Mendeley readers

The data shown below were compiled from readership statistics for 54 Mendeley readers of this research output. Click here to see the associated Mendeley record.

Geographical breakdown

Country Count As %
United Kingdom 1 2%
Unknown 53 98%

Demographic breakdown

Readers by professional status Count As %
Student > Master 9 17%
Student > Bachelor 9 17%
Student > Ph. D. Student 6 11%
Student > Doctoral Student 5 9%
Researcher 5 9%
Other 14 26%
Unknown 6 11%
Readers by discipline Count As %
Medicine and Dentistry 29 54%
Psychology 4 7%
Nursing and Health Professions 4 7%
Social Sciences 3 6%
Agricultural and Biological Sciences 2 4%
Other 4 7%
Unknown 8 15%

Attention Score in Context

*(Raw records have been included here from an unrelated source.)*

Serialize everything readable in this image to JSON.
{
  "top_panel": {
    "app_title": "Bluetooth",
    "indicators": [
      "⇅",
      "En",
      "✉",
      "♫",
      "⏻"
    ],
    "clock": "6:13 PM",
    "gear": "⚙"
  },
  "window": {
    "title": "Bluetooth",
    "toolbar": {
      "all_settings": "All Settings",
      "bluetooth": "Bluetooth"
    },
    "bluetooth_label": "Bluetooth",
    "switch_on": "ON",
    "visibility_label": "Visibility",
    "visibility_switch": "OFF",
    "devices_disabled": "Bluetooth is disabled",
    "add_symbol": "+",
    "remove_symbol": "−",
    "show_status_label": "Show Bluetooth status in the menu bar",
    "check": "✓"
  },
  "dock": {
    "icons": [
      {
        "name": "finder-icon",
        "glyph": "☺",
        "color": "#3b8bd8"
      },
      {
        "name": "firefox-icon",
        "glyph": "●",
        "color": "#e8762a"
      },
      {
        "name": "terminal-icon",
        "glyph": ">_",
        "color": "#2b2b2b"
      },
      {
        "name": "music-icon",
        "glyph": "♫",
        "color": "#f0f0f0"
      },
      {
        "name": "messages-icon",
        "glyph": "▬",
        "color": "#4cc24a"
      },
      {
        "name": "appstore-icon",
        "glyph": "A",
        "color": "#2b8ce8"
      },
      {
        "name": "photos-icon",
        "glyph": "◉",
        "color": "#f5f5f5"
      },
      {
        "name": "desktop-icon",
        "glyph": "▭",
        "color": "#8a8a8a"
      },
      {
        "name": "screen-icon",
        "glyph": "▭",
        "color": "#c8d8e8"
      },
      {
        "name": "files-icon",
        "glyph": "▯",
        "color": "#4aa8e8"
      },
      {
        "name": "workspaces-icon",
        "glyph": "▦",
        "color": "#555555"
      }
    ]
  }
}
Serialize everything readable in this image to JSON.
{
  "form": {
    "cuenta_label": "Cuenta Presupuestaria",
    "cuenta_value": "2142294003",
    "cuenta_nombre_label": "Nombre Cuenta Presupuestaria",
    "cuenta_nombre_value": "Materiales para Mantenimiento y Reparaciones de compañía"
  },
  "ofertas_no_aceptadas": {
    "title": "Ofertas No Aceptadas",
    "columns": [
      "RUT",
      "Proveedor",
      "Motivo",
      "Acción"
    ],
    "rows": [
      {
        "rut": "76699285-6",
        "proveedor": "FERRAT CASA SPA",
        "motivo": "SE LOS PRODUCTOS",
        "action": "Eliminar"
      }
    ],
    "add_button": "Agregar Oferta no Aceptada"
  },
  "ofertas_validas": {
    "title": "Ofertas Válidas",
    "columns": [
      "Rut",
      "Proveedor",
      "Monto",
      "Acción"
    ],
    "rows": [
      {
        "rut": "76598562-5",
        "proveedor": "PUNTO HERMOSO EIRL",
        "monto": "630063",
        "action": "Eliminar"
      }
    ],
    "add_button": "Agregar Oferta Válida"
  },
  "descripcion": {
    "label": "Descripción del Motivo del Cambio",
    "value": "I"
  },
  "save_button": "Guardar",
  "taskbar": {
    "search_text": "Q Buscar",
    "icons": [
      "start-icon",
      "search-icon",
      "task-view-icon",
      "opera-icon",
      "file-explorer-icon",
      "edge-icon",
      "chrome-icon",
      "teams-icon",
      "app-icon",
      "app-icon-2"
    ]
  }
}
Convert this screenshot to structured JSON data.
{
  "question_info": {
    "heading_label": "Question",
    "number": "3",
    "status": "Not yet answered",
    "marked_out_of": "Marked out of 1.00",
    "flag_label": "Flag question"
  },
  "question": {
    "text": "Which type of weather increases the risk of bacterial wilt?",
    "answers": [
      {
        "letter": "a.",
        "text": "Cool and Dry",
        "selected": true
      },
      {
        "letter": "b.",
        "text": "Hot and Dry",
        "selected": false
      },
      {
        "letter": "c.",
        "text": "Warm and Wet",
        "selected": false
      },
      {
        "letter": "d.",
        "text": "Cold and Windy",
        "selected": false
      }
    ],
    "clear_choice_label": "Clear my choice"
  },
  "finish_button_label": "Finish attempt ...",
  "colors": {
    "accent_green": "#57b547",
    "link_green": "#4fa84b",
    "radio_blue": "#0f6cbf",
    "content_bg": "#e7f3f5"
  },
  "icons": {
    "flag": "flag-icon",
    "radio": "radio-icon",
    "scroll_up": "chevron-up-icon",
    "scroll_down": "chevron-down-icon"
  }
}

This research output has an Altmetric Attention Score of 5. This is our high-level measure of the quality and quantity of online attention that it has received. This Attention Score, as well as the ranking and number of research outputs shown below, was calculated when the research output was last mentioned on 18 February 2016.
All research outputs
#2,922,875
of 12,527,219 outputs
Outputs from Cochrane database of systematic reviews
#5,271
of 8,923 outputs
Outputs of similar age
#66,110
of 267,739 outputs
Outputs of similar age from Cochrane database of systematic reviews
#108
of 180 outputs
Altmetric has tracked 12,527,219 research outputs across all sources so far. Compared to these this one has done well and is in the 76th percentile: it's in the top 25% of all research outputs ever tracked by Altmetric.
So far Altmetric has tracked 8,923 research outputs from this source. They typically receive a lot more attention than average, with a mean Attention Score of 21.2. This one is in the 48th percentile – i.e., 48% of its peers scored the same or lower than it.
Older research outputs will score higher simply because they've had more time to accumulate mentions. To account for age we can compare this Altmetric Attention Score to the 267,739 tracked outputs that were published within six weeks on either side of this one in any source. This one has done well, scoring higher than 75% of its contemporaries.
We're also able to compare this research output to 180 others from the same source and published within six weeks on either side of this one. This one is in the 37th percentile – i.e., 37% of its contemporaries scored the same or lower than it.